ripoff be inspired by much of the post, and 2, I would at least like to tip my hat to Dennis Lembrée who mentioned the aria-hidden attribute in the comments of the article.
What no text?
So, to have a nice crisp Twitter icon to link to my Twitter handle, I could do this:
<a href="https://twitter.com/ifingers"><span class="fa fa-twitter" aria-hidden="true" ></span> I am awesome follow me on Twitter</a>
But, for some people there will be no need for the text. The Twitter icon by itself is enough. So you could do this:
<a href="https://twitter.com/ifingers"><span class="fa fa-twitter" aria-hidden="true" ></span></a>
But what about poor old Google and of course the visually impaired?
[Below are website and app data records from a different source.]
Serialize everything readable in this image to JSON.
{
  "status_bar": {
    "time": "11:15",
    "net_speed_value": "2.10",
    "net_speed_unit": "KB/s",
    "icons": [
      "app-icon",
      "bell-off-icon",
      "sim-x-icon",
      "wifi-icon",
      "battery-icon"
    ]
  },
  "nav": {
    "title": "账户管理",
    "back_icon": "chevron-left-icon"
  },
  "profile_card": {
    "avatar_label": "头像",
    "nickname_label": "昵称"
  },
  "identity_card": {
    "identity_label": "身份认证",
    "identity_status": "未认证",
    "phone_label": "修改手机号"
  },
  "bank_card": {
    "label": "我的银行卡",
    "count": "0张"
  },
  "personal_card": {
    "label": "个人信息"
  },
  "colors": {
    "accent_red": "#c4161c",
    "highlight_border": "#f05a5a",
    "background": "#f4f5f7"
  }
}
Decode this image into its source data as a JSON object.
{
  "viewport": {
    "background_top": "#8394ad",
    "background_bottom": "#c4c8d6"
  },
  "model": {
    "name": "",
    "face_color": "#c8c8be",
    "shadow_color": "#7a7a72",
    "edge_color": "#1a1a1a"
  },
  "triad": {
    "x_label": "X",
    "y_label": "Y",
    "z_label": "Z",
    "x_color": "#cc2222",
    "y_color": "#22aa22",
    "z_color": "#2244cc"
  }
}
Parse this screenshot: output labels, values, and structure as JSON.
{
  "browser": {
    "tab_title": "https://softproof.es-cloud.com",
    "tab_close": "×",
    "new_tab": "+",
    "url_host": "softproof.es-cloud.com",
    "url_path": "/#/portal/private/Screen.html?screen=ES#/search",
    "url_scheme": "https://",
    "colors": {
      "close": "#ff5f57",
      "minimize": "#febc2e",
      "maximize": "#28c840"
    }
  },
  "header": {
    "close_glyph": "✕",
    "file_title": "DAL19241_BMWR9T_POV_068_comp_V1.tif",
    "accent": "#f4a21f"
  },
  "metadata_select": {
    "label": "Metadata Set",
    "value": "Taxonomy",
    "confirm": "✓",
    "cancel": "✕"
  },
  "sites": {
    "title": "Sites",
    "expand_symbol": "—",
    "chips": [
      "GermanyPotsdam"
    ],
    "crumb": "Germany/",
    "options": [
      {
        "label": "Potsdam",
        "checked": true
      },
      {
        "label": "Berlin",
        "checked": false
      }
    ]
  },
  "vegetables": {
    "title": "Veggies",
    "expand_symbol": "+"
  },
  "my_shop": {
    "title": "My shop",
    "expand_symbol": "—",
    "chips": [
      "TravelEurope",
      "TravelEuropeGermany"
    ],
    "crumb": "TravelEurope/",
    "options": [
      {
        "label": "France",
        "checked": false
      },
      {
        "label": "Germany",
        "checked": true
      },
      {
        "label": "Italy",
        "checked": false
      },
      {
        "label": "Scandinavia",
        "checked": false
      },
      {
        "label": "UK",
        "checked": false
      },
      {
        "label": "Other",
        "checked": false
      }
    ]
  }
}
What will they see?
Silence may be golden. But of course silence is nothing to a user of a screen reader. How will they even know there is even a link there to Twitter? And what will Google think, are you trying to spam their index with your hidden links?
Screen Reader Text to the rescue
But the mighty .screen-reader-text class is our saviour. If you work with WordPress it is important you get to know this CSS class. You could do even read Rian’s The screen-reader-text class, why and how? article. In a very simplified nutshell, it is a CSS class to hide an element visually but make it ‘speak’ to the reader.
So taking our example from before we can add a span element with the screen reader text class and hey presto, all is good in the world. Visually impaired people will know it is a link to Twitter, and for those that can see the icon, they will know that it is probably a link to Twitter and that they could follow it to read awesome tweets.
<a href="https://twitter.com/ifingers"><span class="fa fa-twitter" aria-hidden="true" ></span><span class="screen-reader-text">I am awesome follow me on Twitter</span></a>
Notice that I haven’t put the screen-reader-class span, within the icon span. This is because the aria-hidden=”true” attribute acts upon descendants of the element it is used on. In other words it will hide the screen reader class span from the screen reader, which is not what we want at all.
Like my icons in the nav bar?
Sure, you do. You could easily copy my awesomeness and just add the inline code to the link text in the WordPress menu. But, there is a better way. Target the menu links with some CSS in your style sheet. You can also prepend icons to pages like on the About page of this site.
I am actually using the same CSS on both the menu item link and the entry title. I am a Genesis user, but the code could easily be adapted to your site by changing the selectors used. You can find the Unicode from the Font Awesome example pages, in the case above I have used the fa-users character. So the Unicode is f0c0. So to use a different character, just find the corresponding Unicode.
Now that’s easy enough, but for extra brownie points you could also head over to the Make WordPress Accessible page and learn more about Accessibility and WordPress, and even contribute to making WordPress even more awesome. Plus why not join in this discussion on Font Awesome Accessibility.